-Commercial Break-

So, you may be wondering just why it is that I keep this blog.  Obviously, it's a great (and maybe slightly narcissistic?) way to keep in touch with family and friends for those of us who are more verbose than a Tweet will allow.  (And I can't convince my parents that Twitter is cool, so that's out for them anyways.)  It's a therapeutic outlet for me, a place to gather thoughts and organize them.  A lot of people relayed to me that they appreciate my transparency and I HOPE that one day someone who is struggling with the same things as I am will find these posts encouraging.  That's my prayer, anyway, and it's the boost I need when I feel like I just can't bring myself to be honest about my feelings on something that's challenging or difficult or controversial.

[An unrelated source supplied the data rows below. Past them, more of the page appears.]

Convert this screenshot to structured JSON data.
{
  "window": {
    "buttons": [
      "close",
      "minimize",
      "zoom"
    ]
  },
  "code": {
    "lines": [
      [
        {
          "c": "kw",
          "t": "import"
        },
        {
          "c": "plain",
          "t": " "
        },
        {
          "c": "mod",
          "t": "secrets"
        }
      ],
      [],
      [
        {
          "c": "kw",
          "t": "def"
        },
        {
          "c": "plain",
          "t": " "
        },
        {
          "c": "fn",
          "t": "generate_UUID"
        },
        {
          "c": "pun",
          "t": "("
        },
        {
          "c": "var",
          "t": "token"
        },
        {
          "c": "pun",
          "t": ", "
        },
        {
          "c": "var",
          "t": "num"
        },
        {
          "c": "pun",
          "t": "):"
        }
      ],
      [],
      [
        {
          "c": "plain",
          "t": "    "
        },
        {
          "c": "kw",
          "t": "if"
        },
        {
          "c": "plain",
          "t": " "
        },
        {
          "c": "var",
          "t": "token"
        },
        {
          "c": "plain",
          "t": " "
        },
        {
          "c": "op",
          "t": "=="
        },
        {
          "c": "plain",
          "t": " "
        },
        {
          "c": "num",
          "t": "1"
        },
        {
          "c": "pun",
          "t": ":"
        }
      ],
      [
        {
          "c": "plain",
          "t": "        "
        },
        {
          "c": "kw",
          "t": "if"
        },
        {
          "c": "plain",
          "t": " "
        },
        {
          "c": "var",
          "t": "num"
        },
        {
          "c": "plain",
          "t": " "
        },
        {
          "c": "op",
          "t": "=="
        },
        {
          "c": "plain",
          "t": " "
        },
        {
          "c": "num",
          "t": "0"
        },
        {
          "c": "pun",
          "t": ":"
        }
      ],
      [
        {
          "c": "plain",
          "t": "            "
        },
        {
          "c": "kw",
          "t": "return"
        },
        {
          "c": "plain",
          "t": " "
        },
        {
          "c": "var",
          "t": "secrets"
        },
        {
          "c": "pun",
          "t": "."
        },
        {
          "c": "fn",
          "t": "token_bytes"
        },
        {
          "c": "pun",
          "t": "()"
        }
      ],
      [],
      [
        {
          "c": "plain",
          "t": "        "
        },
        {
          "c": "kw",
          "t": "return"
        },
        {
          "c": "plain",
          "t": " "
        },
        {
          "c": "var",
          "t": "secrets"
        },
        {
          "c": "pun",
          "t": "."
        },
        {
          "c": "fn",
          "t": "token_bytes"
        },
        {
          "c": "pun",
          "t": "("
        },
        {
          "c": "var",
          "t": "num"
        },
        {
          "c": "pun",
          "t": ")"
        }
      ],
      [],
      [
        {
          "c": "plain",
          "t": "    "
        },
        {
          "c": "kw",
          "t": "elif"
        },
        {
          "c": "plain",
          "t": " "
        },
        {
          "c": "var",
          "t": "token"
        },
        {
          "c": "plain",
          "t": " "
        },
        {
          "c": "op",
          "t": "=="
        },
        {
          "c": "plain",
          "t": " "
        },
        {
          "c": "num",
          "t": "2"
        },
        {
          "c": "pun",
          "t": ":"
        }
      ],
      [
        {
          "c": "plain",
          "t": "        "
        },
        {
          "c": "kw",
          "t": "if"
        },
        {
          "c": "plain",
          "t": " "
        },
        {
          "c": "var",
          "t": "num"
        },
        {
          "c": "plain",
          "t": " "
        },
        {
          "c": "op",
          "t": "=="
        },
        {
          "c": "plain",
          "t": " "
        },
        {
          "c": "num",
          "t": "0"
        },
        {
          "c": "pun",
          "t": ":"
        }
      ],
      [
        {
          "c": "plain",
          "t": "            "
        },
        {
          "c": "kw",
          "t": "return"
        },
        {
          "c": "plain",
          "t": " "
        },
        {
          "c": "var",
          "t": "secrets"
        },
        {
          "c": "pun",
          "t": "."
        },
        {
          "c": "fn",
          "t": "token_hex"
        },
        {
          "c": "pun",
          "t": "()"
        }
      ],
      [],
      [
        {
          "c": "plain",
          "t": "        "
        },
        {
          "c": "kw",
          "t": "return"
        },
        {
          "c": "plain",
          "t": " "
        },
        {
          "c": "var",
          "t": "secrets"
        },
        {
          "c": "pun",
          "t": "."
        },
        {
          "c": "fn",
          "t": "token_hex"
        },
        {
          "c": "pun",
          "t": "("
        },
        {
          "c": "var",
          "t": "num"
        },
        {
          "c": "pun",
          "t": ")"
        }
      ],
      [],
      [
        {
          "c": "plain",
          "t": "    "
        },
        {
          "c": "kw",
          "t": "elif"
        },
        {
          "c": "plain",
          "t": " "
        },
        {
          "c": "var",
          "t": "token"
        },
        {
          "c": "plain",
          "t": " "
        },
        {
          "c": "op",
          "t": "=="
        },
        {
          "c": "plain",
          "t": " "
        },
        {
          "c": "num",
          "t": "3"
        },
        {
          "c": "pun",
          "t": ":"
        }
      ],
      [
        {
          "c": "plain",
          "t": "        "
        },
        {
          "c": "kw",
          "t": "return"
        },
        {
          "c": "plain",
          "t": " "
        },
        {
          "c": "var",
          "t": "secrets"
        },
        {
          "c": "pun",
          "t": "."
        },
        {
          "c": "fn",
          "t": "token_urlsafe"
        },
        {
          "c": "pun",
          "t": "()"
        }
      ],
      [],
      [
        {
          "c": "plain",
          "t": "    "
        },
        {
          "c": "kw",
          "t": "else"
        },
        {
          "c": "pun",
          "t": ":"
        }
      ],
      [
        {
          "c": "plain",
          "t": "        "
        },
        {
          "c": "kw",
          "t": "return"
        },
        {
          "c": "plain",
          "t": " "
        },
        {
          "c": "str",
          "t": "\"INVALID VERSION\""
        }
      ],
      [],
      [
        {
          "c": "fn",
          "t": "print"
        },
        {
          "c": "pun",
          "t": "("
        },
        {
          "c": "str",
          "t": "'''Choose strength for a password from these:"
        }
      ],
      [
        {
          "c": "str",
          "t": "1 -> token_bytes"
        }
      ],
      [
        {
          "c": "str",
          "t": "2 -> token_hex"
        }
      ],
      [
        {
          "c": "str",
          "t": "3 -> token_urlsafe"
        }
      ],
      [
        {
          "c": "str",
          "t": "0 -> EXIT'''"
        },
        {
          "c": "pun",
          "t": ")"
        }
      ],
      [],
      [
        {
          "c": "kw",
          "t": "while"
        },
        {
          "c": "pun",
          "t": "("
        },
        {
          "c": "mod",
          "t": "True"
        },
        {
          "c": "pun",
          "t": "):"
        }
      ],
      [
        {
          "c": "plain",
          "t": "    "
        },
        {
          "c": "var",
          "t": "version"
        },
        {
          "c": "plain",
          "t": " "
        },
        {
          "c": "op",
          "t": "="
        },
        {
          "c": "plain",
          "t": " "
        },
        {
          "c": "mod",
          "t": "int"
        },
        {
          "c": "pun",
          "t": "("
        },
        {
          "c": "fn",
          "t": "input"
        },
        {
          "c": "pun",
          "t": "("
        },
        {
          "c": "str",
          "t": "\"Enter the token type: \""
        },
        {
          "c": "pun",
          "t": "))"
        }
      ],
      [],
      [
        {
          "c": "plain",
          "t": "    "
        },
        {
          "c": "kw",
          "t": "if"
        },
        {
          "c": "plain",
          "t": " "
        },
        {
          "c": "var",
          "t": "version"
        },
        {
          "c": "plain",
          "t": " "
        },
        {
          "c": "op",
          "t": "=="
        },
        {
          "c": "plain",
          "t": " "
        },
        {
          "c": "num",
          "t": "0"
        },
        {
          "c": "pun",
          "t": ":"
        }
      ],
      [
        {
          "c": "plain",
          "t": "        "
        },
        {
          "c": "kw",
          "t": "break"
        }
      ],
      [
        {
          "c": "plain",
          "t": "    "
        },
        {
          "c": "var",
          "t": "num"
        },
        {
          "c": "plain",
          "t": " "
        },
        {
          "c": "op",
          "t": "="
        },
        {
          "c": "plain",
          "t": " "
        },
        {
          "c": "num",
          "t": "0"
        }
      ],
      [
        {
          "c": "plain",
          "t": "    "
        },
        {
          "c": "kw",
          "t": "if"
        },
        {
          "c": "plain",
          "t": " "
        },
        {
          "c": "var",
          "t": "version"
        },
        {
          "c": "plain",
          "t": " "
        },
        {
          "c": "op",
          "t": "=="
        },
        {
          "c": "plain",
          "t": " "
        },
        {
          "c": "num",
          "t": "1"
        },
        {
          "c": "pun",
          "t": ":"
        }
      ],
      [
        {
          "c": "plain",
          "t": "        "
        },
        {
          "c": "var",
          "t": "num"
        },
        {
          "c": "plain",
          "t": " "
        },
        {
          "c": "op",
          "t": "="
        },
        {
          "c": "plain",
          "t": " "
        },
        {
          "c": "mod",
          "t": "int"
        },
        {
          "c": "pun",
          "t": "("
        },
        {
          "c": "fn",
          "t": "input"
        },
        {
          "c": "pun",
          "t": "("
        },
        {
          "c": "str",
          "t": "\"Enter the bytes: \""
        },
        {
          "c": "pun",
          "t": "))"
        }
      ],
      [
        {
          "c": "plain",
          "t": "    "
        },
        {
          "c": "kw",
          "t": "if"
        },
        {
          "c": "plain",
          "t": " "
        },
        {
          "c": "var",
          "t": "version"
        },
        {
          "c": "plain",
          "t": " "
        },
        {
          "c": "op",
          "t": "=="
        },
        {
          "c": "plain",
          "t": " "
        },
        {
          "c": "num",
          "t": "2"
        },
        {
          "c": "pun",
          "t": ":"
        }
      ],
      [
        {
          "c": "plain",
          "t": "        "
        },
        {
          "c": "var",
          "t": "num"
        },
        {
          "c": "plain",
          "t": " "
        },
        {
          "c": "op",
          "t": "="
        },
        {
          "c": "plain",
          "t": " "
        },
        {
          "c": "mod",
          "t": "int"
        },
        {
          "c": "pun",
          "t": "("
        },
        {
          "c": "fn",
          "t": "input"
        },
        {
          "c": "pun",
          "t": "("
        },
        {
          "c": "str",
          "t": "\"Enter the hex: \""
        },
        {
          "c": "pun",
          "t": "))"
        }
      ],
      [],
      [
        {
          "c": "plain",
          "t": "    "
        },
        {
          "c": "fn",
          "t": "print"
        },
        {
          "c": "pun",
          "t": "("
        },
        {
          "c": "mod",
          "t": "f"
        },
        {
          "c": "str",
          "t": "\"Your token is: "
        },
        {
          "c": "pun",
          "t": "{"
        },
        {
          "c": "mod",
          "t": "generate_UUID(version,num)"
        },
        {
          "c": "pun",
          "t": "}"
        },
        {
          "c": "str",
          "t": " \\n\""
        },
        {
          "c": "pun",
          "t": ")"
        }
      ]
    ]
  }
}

But one foundational purpose of this blog is much more selfish and sad than all of that.  Quite simply, I'd probably forget most of what's happening in our lives at this moment if it weren't for this blog.  (Almost) strangers who read this blog have actually reminded me of things I'd forgotten about that happened in my own life, to me because they read this blog.  It's scary, people.  (Not the strangers, how much I forget and how quickly I do so.)  I blame some of it on the immediacy of our culture - we take in so much information during 24 hours it's wondrous to me that we don't all need 12 hours of sleep to compensate each night.

For instance, right now, Knox is playing with his toys behind me and talking to himself about chickens, and cats, and trains, and unless I take a picture of it and post it on this blog I probably won't remember what this is like.  This blog is like my digital baby book for Knox and Hayes.  (I do keep real ones too.)  But it's also a  marriage book.  And a life book.

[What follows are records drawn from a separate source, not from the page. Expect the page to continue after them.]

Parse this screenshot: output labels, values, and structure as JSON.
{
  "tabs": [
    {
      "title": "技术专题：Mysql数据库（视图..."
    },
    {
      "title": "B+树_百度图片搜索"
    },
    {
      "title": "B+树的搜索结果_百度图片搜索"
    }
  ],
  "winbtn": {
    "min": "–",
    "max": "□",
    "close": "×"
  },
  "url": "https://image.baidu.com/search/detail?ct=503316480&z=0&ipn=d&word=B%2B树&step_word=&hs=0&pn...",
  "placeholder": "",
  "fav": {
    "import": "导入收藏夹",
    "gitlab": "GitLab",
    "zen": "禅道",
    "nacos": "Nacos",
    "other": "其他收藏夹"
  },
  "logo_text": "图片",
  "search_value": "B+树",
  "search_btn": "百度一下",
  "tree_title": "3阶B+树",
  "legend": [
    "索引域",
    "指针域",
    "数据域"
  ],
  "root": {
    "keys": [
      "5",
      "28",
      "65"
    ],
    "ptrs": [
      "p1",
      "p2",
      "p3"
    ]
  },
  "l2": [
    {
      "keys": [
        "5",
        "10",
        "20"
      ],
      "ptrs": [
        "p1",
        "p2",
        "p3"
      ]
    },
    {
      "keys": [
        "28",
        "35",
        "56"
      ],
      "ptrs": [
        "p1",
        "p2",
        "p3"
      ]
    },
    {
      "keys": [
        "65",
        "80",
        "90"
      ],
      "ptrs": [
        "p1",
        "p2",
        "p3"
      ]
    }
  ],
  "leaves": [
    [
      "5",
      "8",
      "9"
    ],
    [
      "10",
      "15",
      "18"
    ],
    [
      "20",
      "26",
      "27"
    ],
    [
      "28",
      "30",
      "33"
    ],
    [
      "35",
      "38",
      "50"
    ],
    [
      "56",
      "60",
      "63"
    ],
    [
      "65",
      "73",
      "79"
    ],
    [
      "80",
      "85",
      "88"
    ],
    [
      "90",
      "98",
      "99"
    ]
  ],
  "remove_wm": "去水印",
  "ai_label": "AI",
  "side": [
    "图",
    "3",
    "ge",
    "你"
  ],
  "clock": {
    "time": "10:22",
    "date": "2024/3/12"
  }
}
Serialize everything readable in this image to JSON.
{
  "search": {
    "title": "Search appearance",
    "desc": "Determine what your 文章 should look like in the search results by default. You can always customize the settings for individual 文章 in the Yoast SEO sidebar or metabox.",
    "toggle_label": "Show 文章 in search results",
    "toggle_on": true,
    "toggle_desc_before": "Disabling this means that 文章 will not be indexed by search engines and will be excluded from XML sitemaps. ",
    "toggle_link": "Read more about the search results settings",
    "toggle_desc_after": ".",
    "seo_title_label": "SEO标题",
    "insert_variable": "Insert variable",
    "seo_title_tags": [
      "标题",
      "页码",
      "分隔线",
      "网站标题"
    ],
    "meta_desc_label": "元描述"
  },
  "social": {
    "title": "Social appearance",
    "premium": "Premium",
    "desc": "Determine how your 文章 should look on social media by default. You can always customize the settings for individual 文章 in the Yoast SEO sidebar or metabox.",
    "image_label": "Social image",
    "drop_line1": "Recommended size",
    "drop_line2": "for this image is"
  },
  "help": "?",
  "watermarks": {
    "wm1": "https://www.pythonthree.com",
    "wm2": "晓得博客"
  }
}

Here's what I'll forget about from the Blog Famine of 2012-13 if I don't post about it here:


Melissa graduated from UT Tyler in mid-December with her Master's in Business Administration.  Knox was sick.

Christmas Eve morning in Graham.

About two months post-Christmas Judson proposed to Elizabeth... so Koby and I are getting a brother in law and Knox and Hayes are getting an UNCLE!

Christmas Eve in Throckmorton - Knox was not sick and we discovered just how much he will do for attention.

Hayes' first Christmas.

White Christmas Day in Bryson.

Day after Christmas in Austin.

Melissa and I on New Year's Eve day at her studio apartment in Deep Ellum.  She will kill me for putting this on the blog but isn't she pretty without makeup?

Married friends Clay and Belinda in this picture - Baby Maybelin is here too but not many people knew that yet!

Koby and I ate dinner with Clay and Belinda, then went back to Melissa's apartment and watched movies.  I fell asleep before 11:00 pm.  Happy New Year.

On New Year's Day we flew to Vegas.  I think this is the first night - I'm by the Fountains at the Bellagio.

Our hotel/casino in Vegas where we lost about $25 on the slot machines.  Apparently we know nothing about gambling.

Back in Bryson.  Knox has the flu in this picture, but we don't know it yet. 

Can't you tell?  Also, I don't know why I let him wear that shirt.

Playing hooky from school.  Not really.  Knox had both types of the flu (A and B) and I got it too, so we had to stay home for a few days.


I forced this mural activity upon my son to make self-proclaimed world's cutest Valentine cards.


Knox ate an Oreo.


A week before Spring Break, Knox came down with strep throat and an ear infection.  The Friday before Spring Break we found out Hayes had RSV at his four months checkup (a few hours after this photo was taken). Koby and I both got a 12 hour stomach flu on the Monday of Spring Break.  It was a weird few weeks.

A few weeks after this Knox got sick again. No idea what it was that time.

Over Spring Break (once every one was well) we took the boys to the Abilene Zoo.  First zoo trip!

And now we're caught up!

Are your eyes bleeding?  I will try and never let this happen again, for all our sakes. 

Keep praying for Hayes! :-)